Facebook published detailed guidelines Tuesday for what users can and cannot post on the social media service.
Earlier this month, lawmakers called on Facebook chief Mark Zuckerberg to appear in Congress. They demanded that his company take more steps to protect the privacy of its users. Some even raised the possibility of regulating the social media service.
Most of the newly-announced guidelines - which Facebook calls “Community Standards” – have already been in place. But it is the first time Facebook has publicly shared complete and detailed information about all its restrictions on user content.
About 7,600 Facebook moderators use the guidelines in examining Facebook content. The employees work in 40 languages. Facebook says its goal is to answer every report of possible content violation within 24 hours. Facebook removes material that violates the rules.

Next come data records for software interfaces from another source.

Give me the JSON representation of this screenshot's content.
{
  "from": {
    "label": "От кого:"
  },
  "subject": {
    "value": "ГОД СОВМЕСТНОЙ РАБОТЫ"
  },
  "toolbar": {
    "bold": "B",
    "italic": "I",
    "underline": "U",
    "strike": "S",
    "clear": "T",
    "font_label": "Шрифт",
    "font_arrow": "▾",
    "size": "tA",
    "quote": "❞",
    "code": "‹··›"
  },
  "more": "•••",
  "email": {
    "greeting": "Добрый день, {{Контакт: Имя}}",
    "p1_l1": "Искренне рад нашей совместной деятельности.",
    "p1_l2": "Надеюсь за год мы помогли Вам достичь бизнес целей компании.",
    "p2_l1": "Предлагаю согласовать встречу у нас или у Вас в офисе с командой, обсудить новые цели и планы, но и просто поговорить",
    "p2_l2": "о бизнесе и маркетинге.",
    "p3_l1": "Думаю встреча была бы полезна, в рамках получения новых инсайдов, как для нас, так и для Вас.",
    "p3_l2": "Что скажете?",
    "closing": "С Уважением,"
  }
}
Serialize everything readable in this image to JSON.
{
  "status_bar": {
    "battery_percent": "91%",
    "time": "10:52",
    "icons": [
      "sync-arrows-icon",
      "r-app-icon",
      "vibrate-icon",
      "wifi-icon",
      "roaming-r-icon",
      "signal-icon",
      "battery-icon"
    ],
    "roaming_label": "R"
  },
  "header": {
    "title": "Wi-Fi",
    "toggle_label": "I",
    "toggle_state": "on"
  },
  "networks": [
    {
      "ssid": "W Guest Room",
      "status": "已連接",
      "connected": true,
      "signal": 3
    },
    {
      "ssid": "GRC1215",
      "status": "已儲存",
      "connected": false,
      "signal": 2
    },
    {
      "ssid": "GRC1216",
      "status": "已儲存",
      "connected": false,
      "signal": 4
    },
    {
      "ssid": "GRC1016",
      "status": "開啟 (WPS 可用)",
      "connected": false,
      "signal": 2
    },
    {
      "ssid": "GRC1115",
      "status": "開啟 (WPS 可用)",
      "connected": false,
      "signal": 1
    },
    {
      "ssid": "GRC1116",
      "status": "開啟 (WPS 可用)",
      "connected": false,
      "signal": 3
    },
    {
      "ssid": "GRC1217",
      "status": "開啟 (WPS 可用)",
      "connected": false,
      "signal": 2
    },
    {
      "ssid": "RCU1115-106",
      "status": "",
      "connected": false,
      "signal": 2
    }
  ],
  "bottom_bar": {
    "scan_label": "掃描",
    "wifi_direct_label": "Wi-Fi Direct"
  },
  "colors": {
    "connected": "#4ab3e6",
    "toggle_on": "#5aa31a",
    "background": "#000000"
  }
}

In some cases, Facebook employees also contact police or other officials to investigate dangerous situations or possible crimes.
The guidelines for posting content cover many areas. These include hate speech, violent threats or incitement of violence, self-harm and human trafficking.
Monika Bickert is Head of Global Policy Management at Facebook. She told reporters that the company felt it was important to be more open about its operations and totally clear about its user rules.
“You should, when you come to Facebook, understand where we draw these lines and what’s OK and what’s not OK,” Bickert said. She added that the guidelines themselves are always being reexamined and the latest changes are sent to employees weekly.
The guidelines demonstrate how complex and difficult decisions on restricting content can be. For example, Bickert said there are “community standards” that differ widely in nations across the world.
Another complex issue is how moderators decide how and when expressions of ideas and opinions violate policy.
For example, the Facebook guidelines permit a user to share another person’s hate speech. But only if it is done “for the purpose of raising awareness or educating others.” Users sharing such content must clearly show such purpose or moderators will remove the content.
Facebook says comments concerning violence must also be carefully examined in an effort to prevent real threats. The guidelines say that many times, people express their disagreement by threatening or calling for violence in “non-serious ways.”
The moderators have to consider “the language, context and details” of posts in order to separate non-serious statements from threatening statements. Facebook says moderators call law enforcement when they believe there is a real risk of physical harm.
In addition to human moderators, Facebook also uses artificial intelligence or AI in an effort to find content violations. Facebook says the machines can help identify some pieces of banned material. But it says they are not equipped to judge the history and context related to it. It is also difficult for AI to correctly identify humor as well as a human can.
Facebook also announced that people will now be permitted to appeal decisions about the removal of individual photos, videos or posts. Until now, appeals could be launched only over the removal of whole accounts, groups or pages. The service is also beginning to provide exact reasons for content removal action.
The new guideline information was released one week after Facebook announced a major change to its privacy settings. The change makes it easier for people to approve or deny the company permission to use different kinds of user data.
“Everyone – no matter where they live – will be asked to review important information about how Facebook uses data and make choices about their privacy on Facebook,” the company said in a post on its website.
Users now will be asked directly whether they want Facebook to block facial recognition, some kinds of targeted advertising or personal information. The European Union forced the enactment of those changes. Facebook said its new privacy protections went into effect in Europe last week, but will be extended to users worldwide in the future.
I’m Bryan Lynn.
Bryan Lynn wrote this story for VOA Learning English, based on information from Facebook and reports from the Associated Press and Reuters. Caty Weaver was the editor.
We want to hear from you. Write to us in the Comments section, and visit our Facebook page.
Words in This Story
regulate – v. to make rules or laws that control something
moderator – n. person who monitors or manages public information
awareness – n. feeling, experiencing or noticing of something
context – n. the situation something happens within and that can help explain it
artificial intelligence – n. the ability of a machine to reproduce human behavior
review – v. look at or examine carefully